──────── Data under study
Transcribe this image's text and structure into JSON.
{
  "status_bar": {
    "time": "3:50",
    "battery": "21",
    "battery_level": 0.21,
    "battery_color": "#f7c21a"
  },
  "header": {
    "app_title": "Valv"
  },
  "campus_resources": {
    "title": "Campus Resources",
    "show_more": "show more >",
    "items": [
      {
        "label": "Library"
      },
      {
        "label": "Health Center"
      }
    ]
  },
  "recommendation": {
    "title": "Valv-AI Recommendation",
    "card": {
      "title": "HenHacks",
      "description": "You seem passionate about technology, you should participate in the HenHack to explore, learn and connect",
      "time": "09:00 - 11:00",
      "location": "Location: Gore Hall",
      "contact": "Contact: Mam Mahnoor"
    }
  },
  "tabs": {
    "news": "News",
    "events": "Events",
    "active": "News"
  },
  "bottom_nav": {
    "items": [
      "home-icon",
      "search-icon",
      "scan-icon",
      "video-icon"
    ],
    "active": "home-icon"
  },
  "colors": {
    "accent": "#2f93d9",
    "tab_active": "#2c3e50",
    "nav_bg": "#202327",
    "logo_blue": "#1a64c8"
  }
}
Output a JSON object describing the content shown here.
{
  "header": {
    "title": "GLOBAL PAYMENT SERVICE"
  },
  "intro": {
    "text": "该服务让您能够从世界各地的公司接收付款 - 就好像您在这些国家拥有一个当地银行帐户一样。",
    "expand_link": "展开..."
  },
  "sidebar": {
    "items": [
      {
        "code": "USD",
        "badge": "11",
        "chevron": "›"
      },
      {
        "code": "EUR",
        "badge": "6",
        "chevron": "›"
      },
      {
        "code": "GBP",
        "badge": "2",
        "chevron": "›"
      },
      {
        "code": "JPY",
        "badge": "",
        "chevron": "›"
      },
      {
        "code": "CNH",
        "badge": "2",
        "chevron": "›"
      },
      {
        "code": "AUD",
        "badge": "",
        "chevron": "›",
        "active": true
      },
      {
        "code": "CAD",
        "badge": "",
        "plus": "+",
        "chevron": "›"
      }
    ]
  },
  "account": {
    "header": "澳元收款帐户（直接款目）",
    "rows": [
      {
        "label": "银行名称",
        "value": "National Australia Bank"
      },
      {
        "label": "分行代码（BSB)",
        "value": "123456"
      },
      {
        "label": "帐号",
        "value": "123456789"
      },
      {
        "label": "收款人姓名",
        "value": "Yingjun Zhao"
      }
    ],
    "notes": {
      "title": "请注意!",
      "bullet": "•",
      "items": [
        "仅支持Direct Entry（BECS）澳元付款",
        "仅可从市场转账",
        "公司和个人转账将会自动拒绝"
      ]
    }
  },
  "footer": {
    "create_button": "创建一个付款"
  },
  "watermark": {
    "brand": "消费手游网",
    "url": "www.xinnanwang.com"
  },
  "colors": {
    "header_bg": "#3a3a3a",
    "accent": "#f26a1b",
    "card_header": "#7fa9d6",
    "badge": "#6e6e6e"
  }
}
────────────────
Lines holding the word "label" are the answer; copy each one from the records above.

        "label": "Library"
        "label": "Health Center"
        "label": "银行名称",
        "label": "分行代码（BSB)",
        "label": "帐号",
        "label": "收款人姓名",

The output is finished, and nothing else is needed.